Over the last ten years or so I have tracked down and read all of Frances Hodgson Burnett’s adult writing. I had been totally unaware that before her Harry Potter moment (with Little Lord Fauntleroy) she had been well known for many years as a successful and popular author. Since I found this out I have had hours of enjoyment reading everything I could lay my hands on and loving them all.
A Lady of Quality is one title I have had difficulty tracking down. I did, eventually, but my copy is a really ancient edition, in a dull maroon hard back and more than slightly foxed so though it has been sitting on my shelves I have not opened it. Then this beautiful new copy, published by Hesperus, dropped through my letter box.
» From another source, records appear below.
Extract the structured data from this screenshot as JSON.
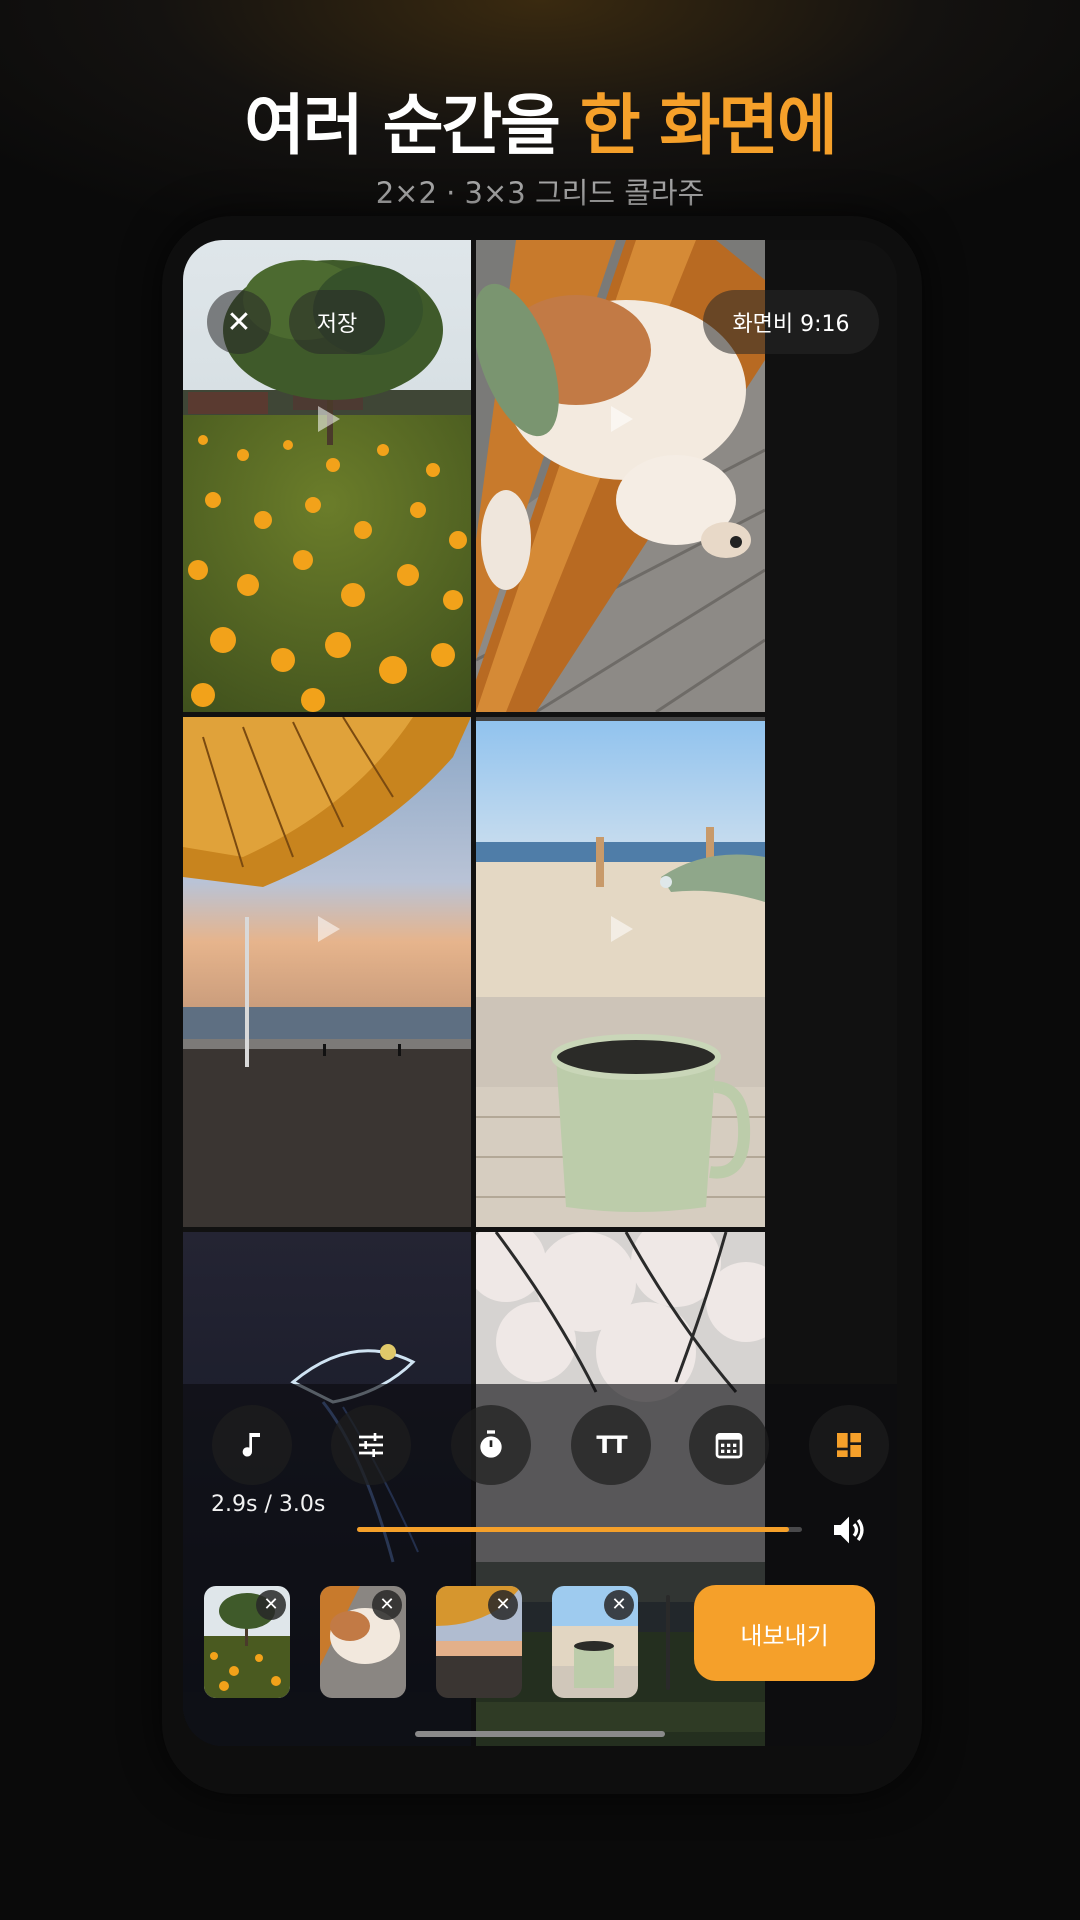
{
  "header": {
    "title_plain": "여러 순간을",
    "title_accent": "한 화면에",
    "subtitle": "2×2 · 3×3 그리드 콜라주"
  },
  "editor": {
    "save_label": "저장",
    "aspect_ratio_label": "화면비 9:16",
    "time_display": "2.9s / 3.0s",
    "progress_fraction": 0.97,
    "export_label": "내보내기",
    "tools": [
      {
        "icon": "music-note-icon"
      },
      {
        "icon": "adjust-sliders-icon"
      },
      {
        "icon": "timer-icon"
      },
      {
        "icon": "text-icon"
      },
      {
        "icon": "calendar-icon"
      },
      {
        "icon": "grid-layout-icon"
      }
    ],
    "tool_text_glyph": "TT",
    "remove_glyph": "✕",
    "close_glyph": "✕"
  },
  "colors": {
    "accent": "#f5a02a",
    "background": "#0a0a0a",
    "subtitle": "#a8a8a8"
  }
}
A Lady of Quality was published in 1896 and I gather it was the second bestselling book in the USA that year. I will admit straight away to having some slight difficulty with it. First of all, unusually for this author, it is set in 1690 and, therefore, the use of language is different from her other titles nearly all set in Victorian times.
Twas sir Jeoffrey who was louder than any other, he having drunk even deeper than the rest, and though ‘twas his boast that he could carry a bottle more than any other man, and see all his guests under the table, his last night’s bout had left him in ill humour and boisterous. He strode about, casting oaths at the dogs and rating the servants and when he mounted his big black horse ‘twas amid such a clamour of voices and baying hounds that the place was like Pandemonium
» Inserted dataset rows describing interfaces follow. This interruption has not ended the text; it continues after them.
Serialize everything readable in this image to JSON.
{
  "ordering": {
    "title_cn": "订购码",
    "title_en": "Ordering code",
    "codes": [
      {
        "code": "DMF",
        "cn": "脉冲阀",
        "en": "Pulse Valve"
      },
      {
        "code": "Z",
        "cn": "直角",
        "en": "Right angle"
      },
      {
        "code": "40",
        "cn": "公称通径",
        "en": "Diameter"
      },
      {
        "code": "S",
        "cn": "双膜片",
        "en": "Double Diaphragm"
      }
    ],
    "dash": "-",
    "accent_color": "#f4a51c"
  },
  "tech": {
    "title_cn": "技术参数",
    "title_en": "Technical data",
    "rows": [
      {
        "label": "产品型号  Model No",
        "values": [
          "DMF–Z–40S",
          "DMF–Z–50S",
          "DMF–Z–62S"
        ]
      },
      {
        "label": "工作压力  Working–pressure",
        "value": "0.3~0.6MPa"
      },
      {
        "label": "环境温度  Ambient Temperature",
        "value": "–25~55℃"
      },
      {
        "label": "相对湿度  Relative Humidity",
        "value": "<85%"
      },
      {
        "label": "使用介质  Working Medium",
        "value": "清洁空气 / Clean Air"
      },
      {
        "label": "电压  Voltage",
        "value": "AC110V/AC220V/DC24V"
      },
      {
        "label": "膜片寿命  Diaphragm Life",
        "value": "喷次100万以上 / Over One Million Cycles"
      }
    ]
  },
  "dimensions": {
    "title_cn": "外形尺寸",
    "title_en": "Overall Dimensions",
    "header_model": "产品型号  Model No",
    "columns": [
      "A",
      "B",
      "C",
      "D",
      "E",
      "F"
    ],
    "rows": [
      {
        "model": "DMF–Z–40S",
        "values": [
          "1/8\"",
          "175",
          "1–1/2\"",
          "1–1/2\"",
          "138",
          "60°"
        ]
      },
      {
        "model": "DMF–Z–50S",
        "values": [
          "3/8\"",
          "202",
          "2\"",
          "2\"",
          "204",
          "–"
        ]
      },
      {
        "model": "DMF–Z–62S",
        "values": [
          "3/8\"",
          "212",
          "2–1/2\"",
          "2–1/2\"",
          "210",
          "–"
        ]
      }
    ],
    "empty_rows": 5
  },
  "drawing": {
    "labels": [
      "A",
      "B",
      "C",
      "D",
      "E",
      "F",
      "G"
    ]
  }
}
Sir Jeoffrey is an unpleasant man, bullying to his wife and servants and thoroughly unlikeable. His wife, ignored and brow beaten gives birth to a child, a girl, and expires in so doing. The baby called Clorinda turns out to be like her father with a will of iron and a temper to match. Her father rejoices in this, making her his pet, encouraging her as she grows older to drink, swear and ride like a man. Her two younger sisters are left despised in the shadows and are there purely to do Clorinda’s bidding.
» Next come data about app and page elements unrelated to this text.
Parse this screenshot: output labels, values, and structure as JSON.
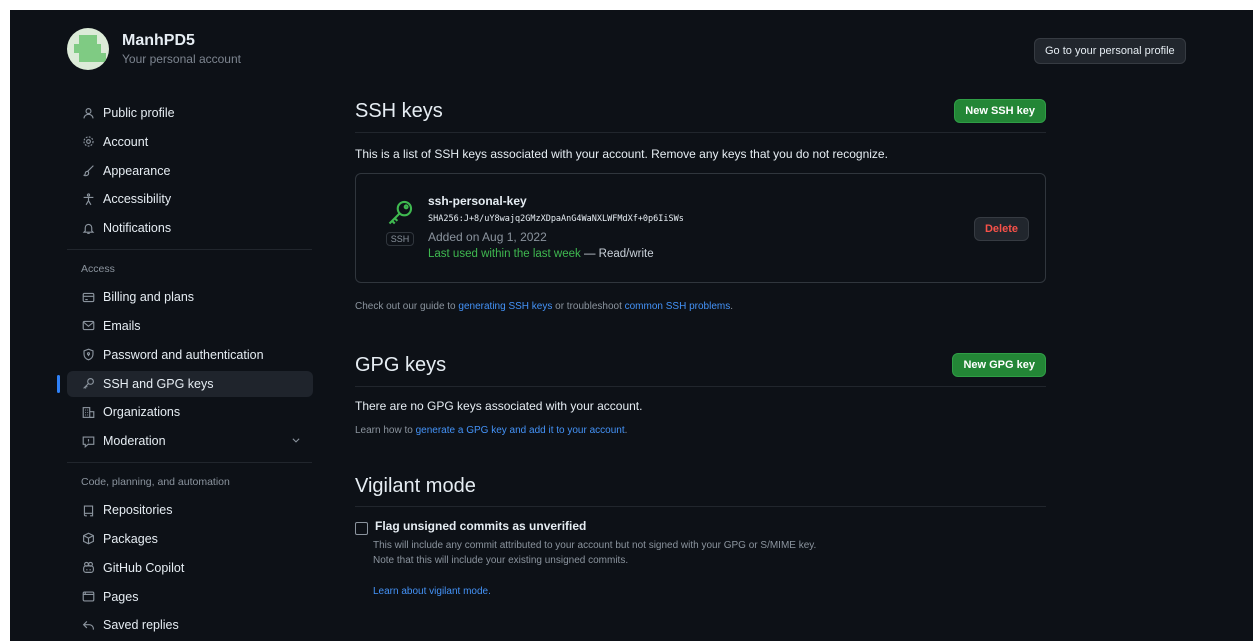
{
  "account": {
    "name": "ManhPD5",
    "subtitle": "Your personal account",
    "profile_button": "Go to your personal profile"
  },
  "sidebar": {
    "items": [
      {
        "label": "Public profile",
        "icon": "person-icon"
      },
      {
        "label": "Account",
        "icon": "gear-icon"
      },
      {
        "label": "Appearance",
        "icon": "paintbrush-icon"
      },
      {
        "label": "Accessibility",
        "icon": "accessibility-icon"
      },
      {
        "label": "Notifications",
        "icon": "bell-icon"
      }
    ],
    "access_label": "Access",
    "access_items": [
      {
        "label": "Billing and plans",
        "icon": "credit-card-icon"
      },
      {
        "label": "Emails",
        "icon": "mail-icon"
      },
      {
        "label": "Password and authentication",
        "icon": "shield-lock-icon"
      },
      {
        "label": "SSH and GPG keys",
        "icon": "key-icon",
        "active": true
      },
      {
        "label": "Organizations",
        "icon": "organization-icon"
      },
      {
        "label": "Moderation",
        "icon": "report-icon",
        "expandable": true
      }
    ],
    "code_label": "Code, planning, and automation",
    "code_items": [
      {
        "label": "Repositories",
        "icon": "repo-icon"
      },
      {
        "label": "Packages",
        "icon": "package-icon"
      },
      {
        "label": "GitHub Copilot",
        "icon": "copilot-icon"
      },
      {
        "label": "Pages",
        "icon": "browser-icon"
      },
      {
        "label": "Saved replies",
        "icon": "reply-icon"
      }
    ]
  },
  "ssh": {
    "title": "SSH keys",
    "new_button": "New SSH key",
    "description": "This is a list of SSH keys associated with your account. Remove any keys that you do not recognize.",
    "key": {
      "name": "ssh-personal-key",
      "fingerprint": "SHA256:J+8/uY8wajq2GMzXDpaAnG4WaNXLWFMdXf+0p6IiSWs",
      "added": "Added on Aug 1, 2022",
      "last_used": "Last used within the last week",
      "access": " — Read/write",
      "badge": "SSH",
      "delete_button": "Delete"
    },
    "guide_prefix": "Check out our guide to ",
    "guide_link1": "generating SSH keys",
    "guide_mid": " or troubleshoot ",
    "guide_link2": "common SSH problems",
    "guide_suffix": "."
  },
  "gpg": {
    "title": "GPG keys",
    "new_button": "New GPG key",
    "empty_text": "There are no GPG keys associated with your account.",
    "learn_prefix": "Learn how to ",
    "learn_link": "generate a GPG key and add it to your account",
    "learn_suffix": "."
  },
  "vigilant": {
    "title": "Vigilant mode",
    "checkbox_label": "Flag unsigned commits as unverified",
    "note1": "This will include any commit attributed to your account but not signed with your GPG or S/MIME key.",
    "note2": "Note that this will include your existing unsigned commits.",
    "learn_link": "Learn about vigilant mode."
  },
  "colors": {
    "background": "#0d1117",
    "accent_green": "#238636",
    "link": "#4493f8",
    "danger": "#f85149"
  }
}
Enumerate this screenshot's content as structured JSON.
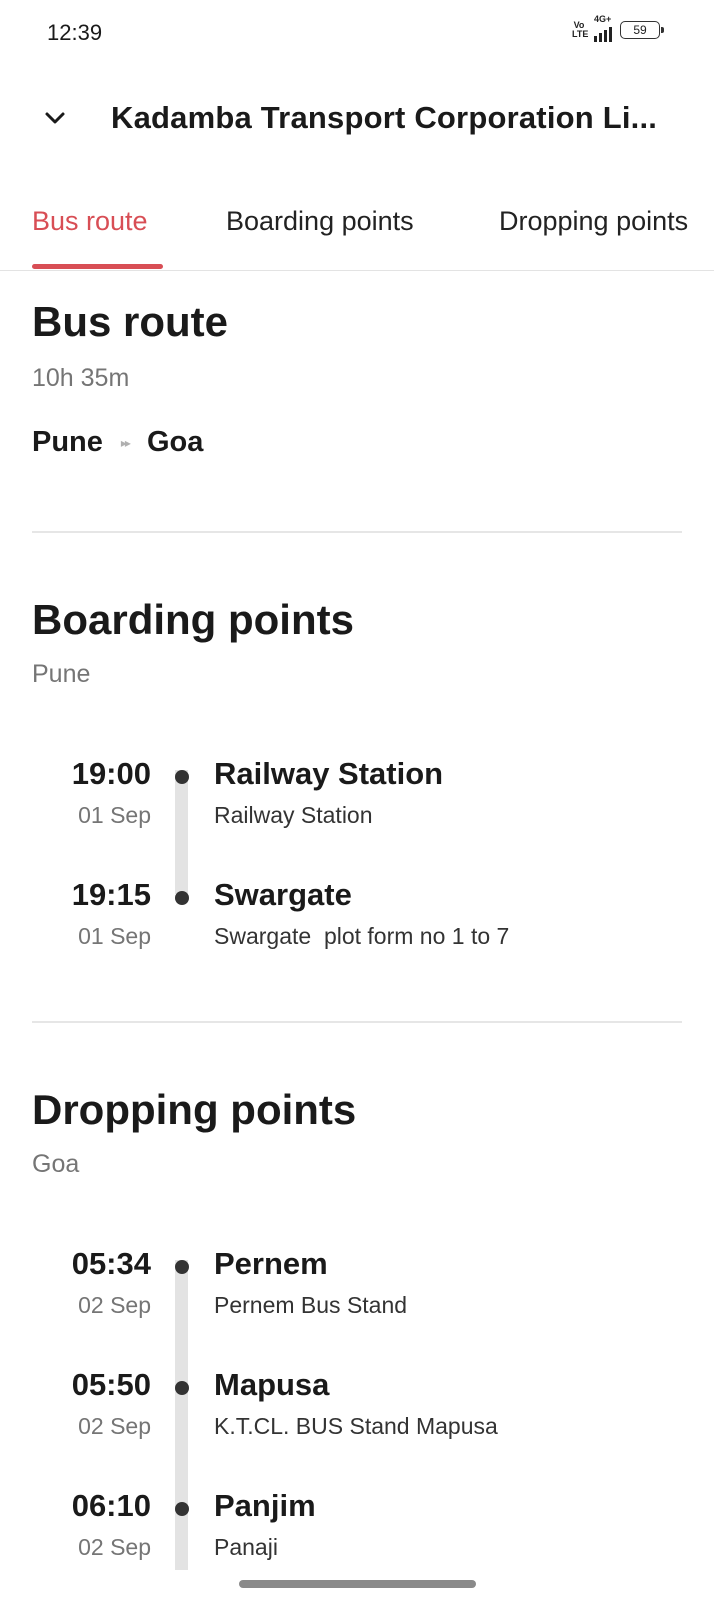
{
  "status_bar": {
    "time": "12:39",
    "volte": "Vo LTE",
    "network": "4G+",
    "battery": "59"
  },
  "header": {
    "title": "Kadamba Transport Corporation Li..."
  },
  "tabs": [
    {
      "label": "Bus route",
      "active": true
    },
    {
      "label": "Boarding points",
      "active": false
    },
    {
      "label": "Dropping points",
      "active": false
    }
  ],
  "bus_route": {
    "title": "Bus route",
    "duration": "10h 35m",
    "from": "Pune",
    "to": "Goa"
  },
  "boarding": {
    "title": "Boarding points",
    "city": "Pune",
    "stops": [
      {
        "time": "19:00",
        "date": "01 Sep",
        "name": "Railway Station",
        "address": "Railway Station"
      },
      {
        "time": "19:15",
        "date": "01 Sep",
        "name": "Swargate",
        "address": "Swargate  plot form no 1 to 7"
      }
    ]
  },
  "dropping": {
    "title": "Dropping points",
    "city": "Goa",
    "stops": [
      {
        "time": "05:34",
        "date": "02 Sep",
        "name": "Pernem",
        "address": "Pernem Bus Stand"
      },
      {
        "time": "05:50",
        "date": "02 Sep",
        "name": "Mapusa",
        "address": "K.T.CL. BUS Stand Mapusa"
      },
      {
        "time": "06:10",
        "date": "02 Sep",
        "name": "Panjim",
        "address": "Panaji"
      }
    ]
  },
  "colors": {
    "accent": "#d84e55",
    "muted": "#757575",
    "timeline": "#e3e3e3"
  }
}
Of course, she grows up into a beautiful woman, imperious and proud with whom all men fall in love and, of course, she treats them all badly. Eventually when she finally meets her match and falls in love she is shocked to find that she cannot have the man she wants and, another who she despises has knowledge of some of her past misdeeds that could be dangerous if they were known. So desperate measures are called for and murder and mayhem ensue.
This is an intriguing book and worth reading as part of the Hodgson Burnett oeuvre, but I have to be honest and say that though I read it to the end, I found all the characters in A Lady of Quality deeply unpleasant and unlovable. The author never returned to this period again for which I give thanks as I received the impression that she was not comfortable with the time or the historical language and, therefore, it did not ring true. I was put in mind of another author, Georgette Heyer, who essayed a few books outside her usual Regency period in which she was incomparable, and the results were stilted and tedious. I am thinking of Beauvallet and Simon the Coldheart. Perhaps, FH Burnett just got a bit tired of her usual settings and wanted to try something new, but, thankfully she never did this again and continued to write in her usual wonderful way.
As I said, this was one of her most popular and bestselling books so she certainly knew her market better than I and it is interesting to read. Sadly, not one of my favourites, but it might well be yours.
Elaine Simpson-Long blogs at Random Jottings
Frances Hodgson Burnett, A Lady of Quality (Hesperus, London, 2014) 978-1843915294, paperback original, 256 pages.